Although the human eye is (probably) better at diferntiating between bright colours than the Tesla's sensor system, I do agree, human drivers make awful mistakes all the time. If all cars were automated with location data in a central database of some kind, this sort of collision would never happen. It would be impossible. 

I'm looking forward to automated cars, but just as with the earliest of vehicles and safety concerns we weren't aware of yet, there will unfortunately be deaths and injuries on the road to full autonomy. When we get there though, the stats suggest we'll all be far safer. 
NJ Mike
50%
50%
NJ Mike,
User Rank: Moderator
7/5/2016 | 11:04:42 AM
Just some thoughts
"People get killed all the time when an idiot in a big rig turns in front of them illegally without enough distance to complete the turn" -- from the article, we don't know if the truck turned illegally or didn't allow enough distance.

 

The point is made that automation is degrading pilot skills.  That will be magified with cars for two big reasons.  First, getting a pilot's license takes a lot more training than a drivers license.  Secondly, there are lot more systems used to control air flight to keep air craft organized in the sky.  Therefore, if a jumbo jet makes an unexpected turn, there is rarely another aircraft in the area.  And we can add to that the many regulations pertaining to a pilot's behavior before flight (such as no drinking for a specified number of hours before takeoff).

 

JMHO - all this neat technology should be used to assist the driver, but the driver must always be in control.
vnewman2
50%
50%
vnewman2,
User Rank: Ninja
7/5/2016 | 2:13:47 PM
Re: Just some thoughts
"The driver must always be in control"

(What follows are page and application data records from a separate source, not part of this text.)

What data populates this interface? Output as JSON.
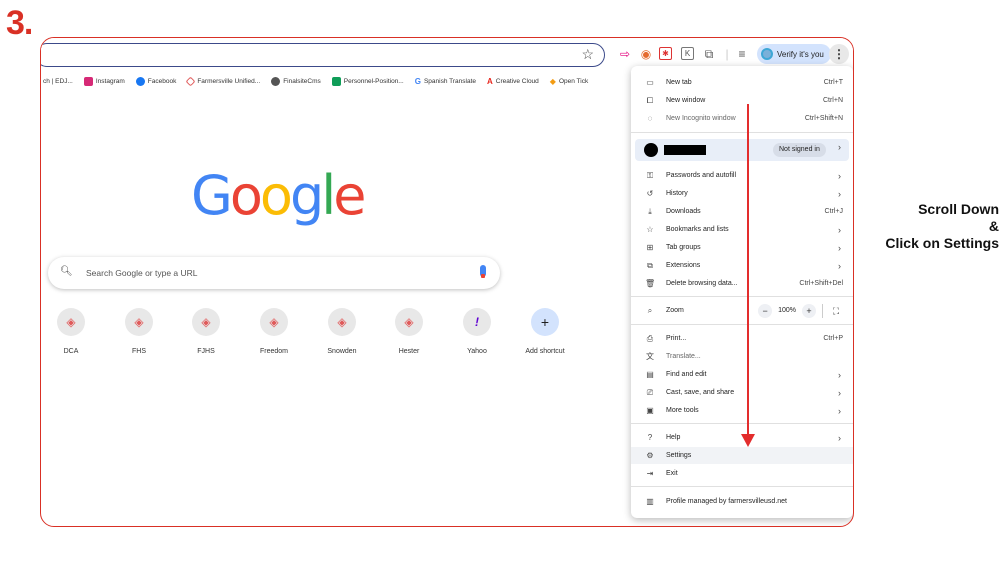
{
  "step": {
    "number": "3."
  },
  "instruction": {
    "line1": "Scroll Down",
    "line2": "&",
    "line3": "Click on Settings"
  },
  "toolbar": {
    "verify_label": "Verify it's you",
    "icons": [
      "star-icon",
      "extension-icons",
      "puzzle-icon",
      "reading-list-icon",
      "kebab-menu-icon"
    ]
  },
  "bookmarks": [
    {
      "label": "ch | EDJ..."
    },
    {
      "label": "Instagram"
    },
    {
      "label": "Facebook"
    },
    {
      "label": "Farmersville Unified..."
    },
    {
      "label": "FinalsiteCms"
    },
    {
      "label": "Personnel-Position..."
    },
    {
      "label": "Spanish Translate"
    },
    {
      "label": "Creative Cloud"
    },
    {
      "label": "Open Tick"
    }
  ],
  "google": {
    "logo_letters": [
      "G",
      "o",
      "o",
      "g",
      "l",
      "e"
    ],
    "logo_colors": [
      "#4285f4",
      "#ea4335",
      "#fbbc05",
      "#4285f4",
      "#34a853",
      "#ea4335"
    ],
    "search_placeholder": "Search Google or type a URL"
  },
  "shortcuts": [
    {
      "label": "DCA"
    },
    {
      "label": "FHS"
    },
    {
      "label": "FJHS"
    },
    {
      "label": "Freedom"
    },
    {
      "label": "Snowden"
    },
    {
      "label": "Hester"
    },
    {
      "label": "Yahoo"
    },
    {
      "label": "Add shortcut"
    }
  ],
  "menu": {
    "new_tab": {
      "label": "New tab",
      "shortcut": "Ctrl+T"
    },
    "new_window": {
      "label": "New window",
      "shortcut": "Ctrl+N"
    },
    "incognito": {
      "label": "New Incognito window",
      "shortcut": "Ctrl+Shift+N"
    },
    "profile_status": "Not signed in",
    "passwords": {
      "label": "Passwords and autofill"
    },
    "history": {
      "label": "History"
    },
    "downloads": {
      "label": "Downloads",
      "shortcut": "Ctrl+J"
    },
    "bookmarks": {
      "label": "Bookmarks and lists"
    },
    "tab_groups": {
      "label": "Tab groups"
    },
    "extensions": {
      "label": "Extensions"
    },
    "delete_data": {
      "label": "Delete browsing data...",
      "shortcut": "Ctrl+Shift+Del"
    },
    "zoom": {
      "label": "Zoom",
      "value": "100%",
      "minus": "−",
      "plus": "+"
    },
    "print": {
      "label": "Print...",
      "shortcut": "Ctrl+P"
    },
    "translate": {
      "label": "Translate..."
    },
    "find_edit": {
      "label": "Find and edit"
    },
    "cast": {
      "label": "Cast, save, and share"
    },
    "more_tools": {
      "label": "More tools"
    },
    "help": {
      "label": "Help"
    },
    "settings": {
      "label": "Settings"
    },
    "exit": {
      "label": "Exit"
    },
    "managed": {
      "label": "Profile managed by farmersvilleusd.net"
    }
  },
  "colors": {
    "accent_red": "#e32d2d",
    "frame_red": "#d93025",
    "verify_bg": "#d3e3fd"
  }
}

Exactly, which is why you can't be watching Harry Potter movies when "chaperoning" your "driverless" car.

 

 
Page 1 / 3   >   >>
Slideshows
10 Cyberattacks on the Rise During the Pandemic
Cynthia Harvey, Freelance Journalist, InformationWeek,  6/24/2020
News
IT Trade Shows Go Virtual: Your 2020 List of Events
Jessica Davis, Senior Editor, Enterprise Apps,  5/29/2020
Commentary
Study: Cloud Migration Gaining Momentum
John Edwards, Technology Journalist & Author,  6/22/2020
White Papers
Register for InformationWeek Newsletters
The State of IT & Cybersecurity Operations 2020
The State of IT & Cybersecurity Operations 2020
Download this report from InformationWeek, in partnership with Dark Reading, to learn more about how today's IT operations teams work with cybersecurity operations, what technologies they are using, and how they communicate and share responsibility--or create risk by failing to do so. Get it now!
Video
Current Issue
Key to Cloud Success: The Right Management
This IT Trend highlights some of the steps IT teams can take to keep their cloud environments running in a safe, efficient manner.
Slideshows
Flash Poll